Instructions for the task
Pick each line containing "home" out of the records.

================================

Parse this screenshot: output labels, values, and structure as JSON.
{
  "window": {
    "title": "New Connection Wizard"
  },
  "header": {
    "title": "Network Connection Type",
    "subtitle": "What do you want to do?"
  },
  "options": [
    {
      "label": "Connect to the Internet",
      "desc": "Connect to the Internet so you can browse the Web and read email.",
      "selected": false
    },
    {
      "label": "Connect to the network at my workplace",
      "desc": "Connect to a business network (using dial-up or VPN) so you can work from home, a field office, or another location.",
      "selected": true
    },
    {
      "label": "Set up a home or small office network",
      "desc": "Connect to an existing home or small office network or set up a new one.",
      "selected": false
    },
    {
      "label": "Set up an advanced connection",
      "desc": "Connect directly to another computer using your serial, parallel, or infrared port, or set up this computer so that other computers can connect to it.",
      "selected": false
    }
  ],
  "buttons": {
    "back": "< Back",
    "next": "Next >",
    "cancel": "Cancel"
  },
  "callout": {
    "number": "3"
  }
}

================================

Answer to this problem
      "desc": "Connect to a business network (using dial-up or VPN) so you can work from home, a field office, or another location.",
      "label": "Set up a home or small office network",
      "desc": "Connect to an existing home or small office network or set up a new one.",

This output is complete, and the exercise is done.